David Bowie and Dublin is a marriage that will forever be consummated by Bowie's 2003 live DVD for A Reality Tour.
Bowie's guitarist on that tour, as well as several others, Gerry Leonard said that Bowie had a "real affinity" with the city, hence why he chose to record the Dublin leg of his last big tour over any other city.
That affinity can be seen in the David Bowie Festival which occurs annually in our nation's capital.
Bowie was a maverick in every facet, not least his penchant for turning up and playing gigs in small and intimate venues that you'd hardly fathom a superstar would play.
One such instance was in 1997, where he played to 300 of Dublin's drum-n-bass kids in The Factory in Ringsend.

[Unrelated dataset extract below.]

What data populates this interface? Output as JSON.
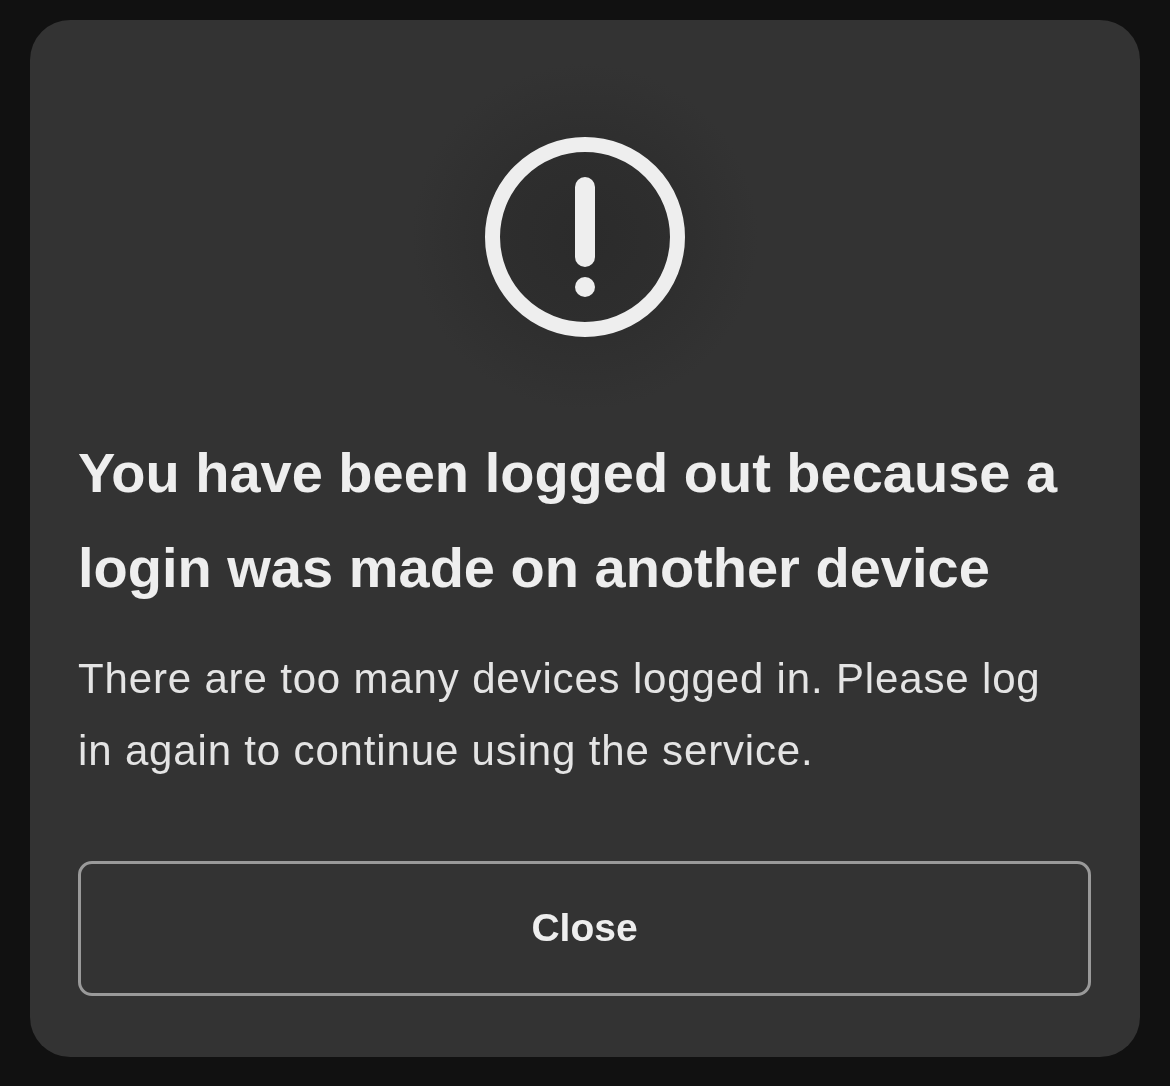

Bowie was rehearsing in Dublin ahead of his Earthling Tour, spending most nights in a variety of Dublin nightclubs after being impressed by producer Goldie's opinion on the city's dance scene.
Bowie performed the whole set which would make up the 83 leg tour to a 300 strong crowd in Ringsend, with tickets for the gig only available the night before at The Kitchen nightclub (the basement venue of the Clarence Hotel which is owned by U2). Subsequently, gig goers then had to ring up the on the day to see where the venue was.

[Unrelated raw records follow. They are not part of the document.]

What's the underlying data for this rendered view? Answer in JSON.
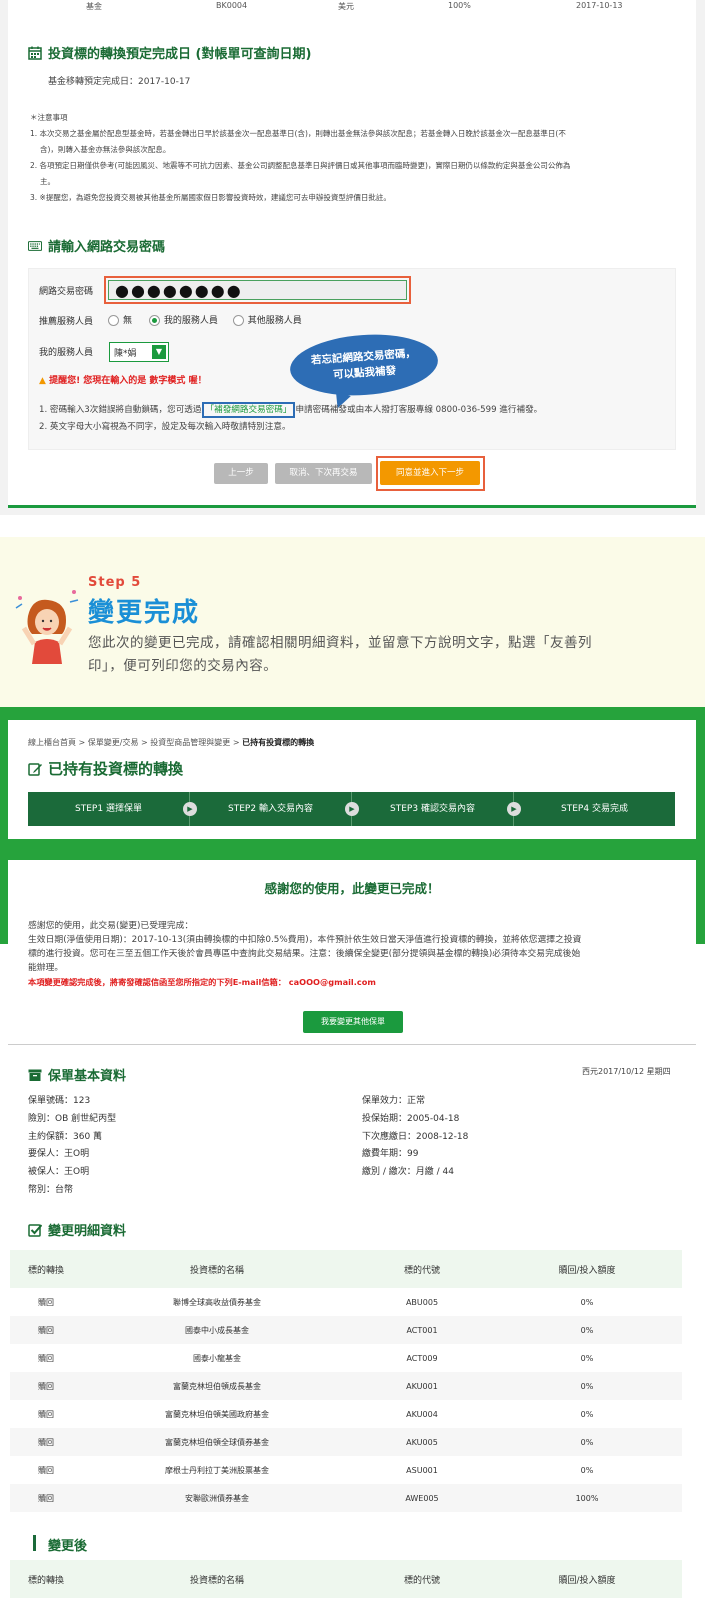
{
  "top_row": {
    "c1": "基金",
    "c2": "BK0004",
    "c3": "美元",
    "c4": "100%",
    "c5": "2017-10-13"
  },
  "schedule": {
    "title": "投資標的轉換預定完成日 (對帳單可查詢日期)",
    "line": "基金移轉預定完成日：2017-10-17"
  },
  "notes": {
    "head": "＊注意事項",
    "n1": "1. 本次交易之基金屬於配息型基金時，若基金轉出日早於該基金次一配息基準日(含)，則轉出基金無法參與該次配息；若基金轉入日晚於該基金次一配息基準日(不",
    "n1b": "含)，則轉入基金亦無法參與該次配息。",
    "n2": "2. 各項預定日期僅供參考(可能因風災、地震等不可抗力因素、基金公司調整配息基準日與評價日或其他事項而臨時變更)，實際日期仍以條款約定與基金公司公佈為",
    "n2b": "主。",
    "n3": "3. ※提醒您，為避免您投資交易被其他基金所屬國家假日影響投資時效，建議您可去申辦投資型評價日批註。"
  },
  "password": {
    "title": "請輸入網路交易密碼",
    "label": "網路交易密碼",
    "value": "●●●●●●●●",
    "referral_label": "推薦服務人員",
    "opt_none": "無",
    "opt_mine": "我的服務人員",
    "opt_other": "其他服務人員",
    "my_agent_label": "我的服務人員",
    "agent_value": "陳*娟",
    "warn": "提醒您! 您現在輸入的是 數字模式 喔！",
    "bubble1": "若忘記網路交易密碼，",
    "bubble2": "可以點我補發",
    "tip1a": "1. 密碼輸入3次錯誤將自動鎖碼，您可透過",
    "tip1link": "「補發網路交易密碼」",
    "tip1b": "申請密碼補發或由本人撥打客服專線 0800-036-599 進行補發。",
    "tip2": "2. 英文字母大小寫視為不同字，設定及每次輸入時敬請特別注意。"
  },
  "buttons": {
    "prev": "上一步",
    "cancel": "取消、下次再交易",
    "agree": "同意並進入下一步"
  },
  "step5": {
    "label": "Step 5",
    "title": "變更完成",
    "desc1": "您此次的變更已完成，請確認相關明細資料，並留意下方說明文字，點選「友善列",
    "desc2": "印」，便可列印您的交易內容。"
  },
  "breadcrumb": {
    "b1": "線上櫃台首頁",
    "sep": ">",
    "b2": "保單變更/交易",
    "b3": "投資型商品管理與變更",
    "b4": "已持有投資標的轉換"
  },
  "page_title": "已持有投資標的轉換",
  "steps": [
    "STEP1 選擇保單",
    "STEP2 輸入交易內容",
    "STEP3 確認交易內容",
    "STEP4 交易完成"
  ],
  "complete": {
    "thanks": "感謝您的使用，此變更已完成！",
    "p1": "感謝您的使用，此交易(變更)已受理完成：",
    "p2": "生效日期(淨值使用日期)：2017-10-13(須由轉換標的中扣除0.5%費用)，本件預計依生效日當天淨值進行投資標的轉換，並將依您選擇之投資",
    "p3": "標的進行投資。您可在三至五個工作天後於會員專區中查詢此交易結果。注意：後續保全變更(部分提領與基金標的轉換)必須待本交易完成後始",
    "p4": "能辦理。",
    "red": "本項變更確認完成後，將寄發確認信函至您所指定的下列E-mail信箱： caOOO@gmail.com",
    "button": "我要變更其他保單"
  },
  "policy": {
    "title": "保單基本資料",
    "date": "西元2017/10/12 星期四",
    "left": [
      "保單號碼：123",
      "險別：OB 創世紀丙型",
      "主約保額：360 萬",
      "要保人：王O明",
      "被保人：王O明",
      "幣別：台幣"
    ],
    "right": [
      "保單效力：正常",
      "投保始期：2005-04-18",
      "下次應繳日：2008-12-18",
      "繳費年期：99",
      "繳別 / 繳次：月繳 / 44"
    ]
  },
  "detail": {
    "title": "變更明細資料",
    "headers": [
      "標的轉換",
      "投資標的名稱",
      "標的代號",
      "贖回/投入額度"
    ],
    "rows": [
      [
        "贖回",
        "聯博全球高收益債券基金",
        "ABU005",
        "0%"
      ],
      [
        "贖回",
        "國泰中小成長基金",
        "ACT001",
        "0%"
      ],
      [
        "贖回",
        "國泰小龍基金",
        "ACT009",
        "0%"
      ],
      [
        "贖回",
        "富蘭克林坦伯頓成長基金",
        "AKU001",
        "0%"
      ],
      [
        "贖回",
        "富蘭克林坦伯頓美國政府基金",
        "AKU004",
        "0%"
      ],
      [
        "贖回",
        "富蘭克林坦伯頓全球債券基金",
        "AKU005",
        "0%"
      ],
      [
        "贖回",
        "摩根士丹利拉丁美洲股票基金",
        "ASU001",
        "0%"
      ],
      [
        "贖回",
        "安聯歐洲債券基金",
        "AWE005",
        "100%"
      ]
    ]
  },
  "after": {
    "title": "變更後",
    "headers": [
      "標的轉換",
      "投資標的名稱",
      "標的代號",
      "贖回/投入額度"
    ]
  },
  "colors": {
    "green": "#1b9a3e",
    "dark_green": "#1b6a3a",
    "orange": "#f39800",
    "red": "#e02020",
    "blue": "#2d6db5"
  }
}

The gig could apparently be heard up to a mile away, with a legion of guards descending on the venue until the gig finished at around 5am.
It wasn't the first time that Bowie had played at an intimate venue in South Dublin.
The Baggot Inn and The Waterfront were the two venues venue that Bowie's Tin Machine band performed warm up shows before embarking on a proper.
At The Baggot Inn, Tin Machine were the support act for Dublin band The Blue Angels.
Amazing, someone has managed to secure footage of the night in question. The wonders of the Internet, ay?
You can watch a snippet of the performance below: